Two years and a lot of intense design and build activity later, ecomodo.com was launched. The site lets you lend and borrow everyday objects, skills and spaces with other people around you. You can choose to lend for free, for a fee or for charity and we facilitate the transaction to make good returns for all.

Create a lending circle for your street, neighbourhood, school, workplace or community group and pool your assets. Use your circles to control who can borrow your stuff and have a deposit taken or include insurance for extra peace of mind.

Here’s some examples of things you can lend or borrow…

• Doing up a housedrill, wallpaper stripper, work-mate, carpentry, step ladder, hedge cutter

• Having people to stayinflatable mattress, cot, high chair, wii controllers, spare bike, golf clubs

• Having a special occasionchairs, shoes, a venue, dress, flower arrangements, tuxedo

• Going on holidaytent, camcorder, travel cot, ski clothes, underwater camera, mosquito net

With the consumption of consumer goods (not including food and cars) accounting for 12% of London’s carbon footprint (Sustainable Development Commission Nov. 2009), there’s never been a better time to open up our personal treasure troves.

So if you want a new way to reduce your emissions and help out your community, join the marketplace of good returns at ecomodo.com

Tumbling towards the Tipping Point?

According to National Statistics, almost 60% of households now own a tumble dryer. That means more than 14m households are using electricity to dry clothes, when they could save that energy by hanging them outside. This energy use is also contributing to climate change.

It turns out that the way we have been calculating the future impacts of climate change up to now has been missing a really important piece of the picture. It seems we are now dangerously close to the tipping point in the world’s climate system; this is the point of no return, after which truly catastrophic changes become inevitable.

The Energy Saving Trust says that across the UK, if everyone with a tumble drier dried outside instead of using their driers during the summer months, it would collectively save around £180million a year, and as much CO2 as would be saved by taking 240,000 cars off Britain’s roads.

Try drying your clothes outside during the summer months. You can save on average £15 a year on your electricity bill and 65kg of CO2 by drying clothes outside on a line instead of using the tumble dryer during the summer months.

The Guardian recommends drying your clothes indoors and outside. If you can’t dry clothes outside, invest in an airer to use inside your house. Ceiling ones work best because warm air rises. But if you don’t have a suitable lofty location, try a floor-standing or wall-mounted one. Most home heating systems run on gas, so it is still better to dry your clothes inside the house in winter than to dry them by machine. You’ll not only save energy and money by ditching the dryer but your clothes will last longer too.

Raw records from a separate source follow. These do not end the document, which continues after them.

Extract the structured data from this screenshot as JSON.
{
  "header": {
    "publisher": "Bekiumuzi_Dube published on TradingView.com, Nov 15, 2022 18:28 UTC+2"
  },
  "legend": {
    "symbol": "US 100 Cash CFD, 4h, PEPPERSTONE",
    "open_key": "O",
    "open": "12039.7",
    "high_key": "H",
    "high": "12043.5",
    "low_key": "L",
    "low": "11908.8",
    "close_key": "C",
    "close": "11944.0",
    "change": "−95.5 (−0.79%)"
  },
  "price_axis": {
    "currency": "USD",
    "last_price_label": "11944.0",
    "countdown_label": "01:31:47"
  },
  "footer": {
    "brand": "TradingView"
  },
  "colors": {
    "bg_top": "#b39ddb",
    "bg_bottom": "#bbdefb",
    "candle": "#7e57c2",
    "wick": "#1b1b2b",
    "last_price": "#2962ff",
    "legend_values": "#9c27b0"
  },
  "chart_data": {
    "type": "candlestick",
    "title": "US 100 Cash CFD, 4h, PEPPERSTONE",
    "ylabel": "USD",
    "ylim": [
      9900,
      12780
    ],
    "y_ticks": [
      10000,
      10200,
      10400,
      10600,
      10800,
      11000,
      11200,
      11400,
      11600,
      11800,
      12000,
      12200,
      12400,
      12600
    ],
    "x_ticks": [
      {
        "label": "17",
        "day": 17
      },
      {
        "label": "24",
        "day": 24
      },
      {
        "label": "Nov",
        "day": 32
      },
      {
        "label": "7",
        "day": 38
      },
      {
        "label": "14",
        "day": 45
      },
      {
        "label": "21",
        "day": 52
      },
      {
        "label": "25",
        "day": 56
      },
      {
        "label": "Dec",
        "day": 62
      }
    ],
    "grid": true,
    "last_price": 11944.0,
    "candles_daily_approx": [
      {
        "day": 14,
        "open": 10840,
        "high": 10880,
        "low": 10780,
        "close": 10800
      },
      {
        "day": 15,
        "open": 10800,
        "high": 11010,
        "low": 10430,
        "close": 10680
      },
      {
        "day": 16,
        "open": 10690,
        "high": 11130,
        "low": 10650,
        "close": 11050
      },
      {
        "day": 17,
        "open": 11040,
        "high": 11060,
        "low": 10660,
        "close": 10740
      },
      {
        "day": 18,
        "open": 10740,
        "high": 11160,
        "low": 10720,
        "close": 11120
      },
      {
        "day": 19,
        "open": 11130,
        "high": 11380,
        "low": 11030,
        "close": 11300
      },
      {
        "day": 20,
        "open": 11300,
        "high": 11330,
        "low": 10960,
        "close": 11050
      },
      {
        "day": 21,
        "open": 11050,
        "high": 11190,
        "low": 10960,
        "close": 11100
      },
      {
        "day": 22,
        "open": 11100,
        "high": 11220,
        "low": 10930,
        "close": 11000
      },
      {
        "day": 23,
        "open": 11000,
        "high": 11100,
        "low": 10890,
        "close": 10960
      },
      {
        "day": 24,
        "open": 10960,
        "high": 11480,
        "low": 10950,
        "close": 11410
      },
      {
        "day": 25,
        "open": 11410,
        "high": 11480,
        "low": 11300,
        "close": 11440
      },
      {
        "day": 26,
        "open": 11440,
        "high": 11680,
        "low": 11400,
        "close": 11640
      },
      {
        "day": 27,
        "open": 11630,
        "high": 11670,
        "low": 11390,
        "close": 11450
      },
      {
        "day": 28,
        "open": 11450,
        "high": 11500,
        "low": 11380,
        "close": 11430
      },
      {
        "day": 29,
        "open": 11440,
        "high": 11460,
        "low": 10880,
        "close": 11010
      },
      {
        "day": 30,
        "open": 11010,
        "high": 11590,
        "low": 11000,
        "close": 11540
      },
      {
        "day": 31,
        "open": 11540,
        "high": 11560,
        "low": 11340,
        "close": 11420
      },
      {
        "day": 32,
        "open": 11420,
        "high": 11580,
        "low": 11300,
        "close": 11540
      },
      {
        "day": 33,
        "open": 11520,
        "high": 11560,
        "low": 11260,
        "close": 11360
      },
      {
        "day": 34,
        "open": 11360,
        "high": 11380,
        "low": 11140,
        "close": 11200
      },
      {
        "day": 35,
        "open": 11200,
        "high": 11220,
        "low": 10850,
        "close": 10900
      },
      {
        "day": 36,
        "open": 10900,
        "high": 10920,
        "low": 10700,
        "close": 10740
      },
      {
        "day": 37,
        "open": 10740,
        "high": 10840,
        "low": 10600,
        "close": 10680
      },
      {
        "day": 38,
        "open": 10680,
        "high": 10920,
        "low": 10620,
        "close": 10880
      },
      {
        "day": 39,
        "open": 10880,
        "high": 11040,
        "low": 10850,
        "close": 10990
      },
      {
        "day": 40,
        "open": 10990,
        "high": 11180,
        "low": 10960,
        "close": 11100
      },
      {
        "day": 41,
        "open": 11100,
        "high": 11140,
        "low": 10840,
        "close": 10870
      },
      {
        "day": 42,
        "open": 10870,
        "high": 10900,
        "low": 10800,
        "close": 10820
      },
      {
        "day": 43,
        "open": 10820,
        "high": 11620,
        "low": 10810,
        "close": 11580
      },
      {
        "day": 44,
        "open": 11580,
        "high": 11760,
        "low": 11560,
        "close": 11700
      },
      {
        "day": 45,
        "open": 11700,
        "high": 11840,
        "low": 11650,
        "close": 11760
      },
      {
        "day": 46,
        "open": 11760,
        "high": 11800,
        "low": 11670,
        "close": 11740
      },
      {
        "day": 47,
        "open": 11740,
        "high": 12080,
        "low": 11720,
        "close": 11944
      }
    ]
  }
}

Consumer Issues website Which also advises to Minimise use of your tumble dryer. Make the most of good weather by drying your clothes outside, and leaving the tumble dryer switched off. If you can’t live without your tumble dryer – click here to see which one Which advises but watch this short film first – http://www.wakeupfreakout.org/film/tipping.html